To do - Only an exact repetition of every entry counts as the answer.

Extracted entries -

++++++

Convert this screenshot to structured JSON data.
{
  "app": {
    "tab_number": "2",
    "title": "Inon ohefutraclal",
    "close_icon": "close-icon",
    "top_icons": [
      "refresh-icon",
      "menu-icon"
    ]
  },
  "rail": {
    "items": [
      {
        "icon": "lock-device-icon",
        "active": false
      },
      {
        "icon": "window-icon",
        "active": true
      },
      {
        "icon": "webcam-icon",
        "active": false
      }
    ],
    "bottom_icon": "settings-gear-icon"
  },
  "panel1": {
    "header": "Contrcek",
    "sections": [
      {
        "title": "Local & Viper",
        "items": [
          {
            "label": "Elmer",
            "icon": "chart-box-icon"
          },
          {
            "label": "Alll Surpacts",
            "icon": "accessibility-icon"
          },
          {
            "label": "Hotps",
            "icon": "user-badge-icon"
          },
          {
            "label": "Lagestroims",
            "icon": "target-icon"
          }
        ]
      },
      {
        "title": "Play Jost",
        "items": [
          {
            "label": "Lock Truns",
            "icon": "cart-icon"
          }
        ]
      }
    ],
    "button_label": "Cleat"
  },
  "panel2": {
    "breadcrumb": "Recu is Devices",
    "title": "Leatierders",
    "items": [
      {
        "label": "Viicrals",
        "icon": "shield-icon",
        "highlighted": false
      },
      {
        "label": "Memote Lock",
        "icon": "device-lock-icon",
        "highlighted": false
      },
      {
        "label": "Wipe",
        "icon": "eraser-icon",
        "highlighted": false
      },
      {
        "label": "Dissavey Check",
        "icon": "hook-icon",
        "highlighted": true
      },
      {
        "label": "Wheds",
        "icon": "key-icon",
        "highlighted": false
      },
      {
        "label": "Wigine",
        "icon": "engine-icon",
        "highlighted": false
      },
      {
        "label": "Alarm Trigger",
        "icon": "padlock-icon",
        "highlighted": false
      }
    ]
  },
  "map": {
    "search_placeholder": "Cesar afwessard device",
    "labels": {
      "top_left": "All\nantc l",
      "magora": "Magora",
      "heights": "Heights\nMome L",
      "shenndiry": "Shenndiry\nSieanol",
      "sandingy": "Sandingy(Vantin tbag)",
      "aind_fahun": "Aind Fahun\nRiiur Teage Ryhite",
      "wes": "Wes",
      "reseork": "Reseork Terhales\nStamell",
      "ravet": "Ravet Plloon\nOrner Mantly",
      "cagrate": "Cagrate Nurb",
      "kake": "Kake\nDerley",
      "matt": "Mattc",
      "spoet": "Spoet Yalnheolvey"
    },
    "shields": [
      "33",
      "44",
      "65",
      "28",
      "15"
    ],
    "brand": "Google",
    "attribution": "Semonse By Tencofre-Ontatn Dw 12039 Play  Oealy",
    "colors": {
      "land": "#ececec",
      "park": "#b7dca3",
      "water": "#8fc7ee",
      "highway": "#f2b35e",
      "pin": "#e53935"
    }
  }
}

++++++

Exercise solution -
Convert this screenshot to structured JSON data.
{
  "app": {
    "tab_number": "2",
    "title": "Inon ohefutraclal",
    "close_icon": "close-icon",
    "top_icons": [
      "refresh-icon",
      "menu-icon"
    ]
  },
  "rail": {
    "items": [
      {
        "icon": "lock-device-icon",
        "active": false
      },
      {
        "icon": "window-icon",
        "active": true
      },
      {
        "icon": "webcam-icon",
        "active": false
      }
    ],
    "bottom_icon": "settings-gear-icon"
  },
  "panel1": {
    "header": "Contrcek",
    "sections": [
      {
        "title": "Local & Viper",
        "items": [
          {
            "label": "Elmer",
            "icon": "chart-box-icon"
          },
          {
            "label": "Alll Surpacts",
            "icon": "accessibility-icon"
          },
          {
            "label": "Hotps",
            "icon": "user-badge-icon"
          },
          {
            "label": "Lagestroims",
            "icon": "target-icon"
          }
        ]
      },
      {
        "title": "Play Jost",
        "items": [
          {
            "label": "Lock Truns",
            "icon": "cart-icon"
          }
        ]
      }
    ],
    "button_label": "Cleat"
  },
  "panel2": {
    "breadcrumb": "Recu is Devices",
    "title": "Leatierders",
    "items": [
      {
        "label": "Viicrals",
        "icon": "shield-icon",
        "highlighted": false
      },
      {
        "label": "Memote Lock",
        "icon": "device-lock-icon",
        "highlighted": false
      },
      {
        "label": "Wipe",
        "icon": "eraser-icon",
        "highlighted": false
      },
      {
        "label": "Dissavey Check",
        "icon": "hook-icon",
        "highlighted": true
      },
      {
        "label": "Wheds",
        "icon": "key-icon",
        "highlighted": false
      },
      {
        "label": "Wigine",
        "icon": "engine-icon",
        "highlighted": false
      },
      {
        "label": "Alarm Trigger",
        "icon": "padlock-icon",
        "highlighted": false
      }
    ]
  },
  "map": {
    "search_placeholder": "Cesar afwessard device",
    "labels": {
      "top_left": "All\nantc l",
      "magora": "Magora",
      "heights": "Heights\nMome L",
      "shenndiry": "Shenndiry\nSieanol",
      "sandingy": "Sandingy(Vantin tbag)",
      "aind_fahun": "Aind Fahun\nRiiur Teage Ryhite",
      "wes": "Wes",
      "reseork": "Reseork Terhales\nStamell",
      "ravet": "Ravet Plloon\nOrner Mantly",
      "cagrate": "Cagrate Nurb",
      "kake": "Kake\nDerley",
      "matt": "Mattc",
      "spoet": "Spoet Yalnheolvey"
    },
    "shields": [
      "33",
      "44",
      "65",
      "28",
      "15"
    ],
    "brand": "Google",
    "attribution": "Semonse By Tencofre-Ontatn Dw 12039 Play  Oealy",
    "colors": {
      "land": "#ececec",
      "park": "#b7dca3",
      "water": "#8fc7ee",
      "highway": "#f2b35e",
      "pin": "#e53935"
    }
  }
}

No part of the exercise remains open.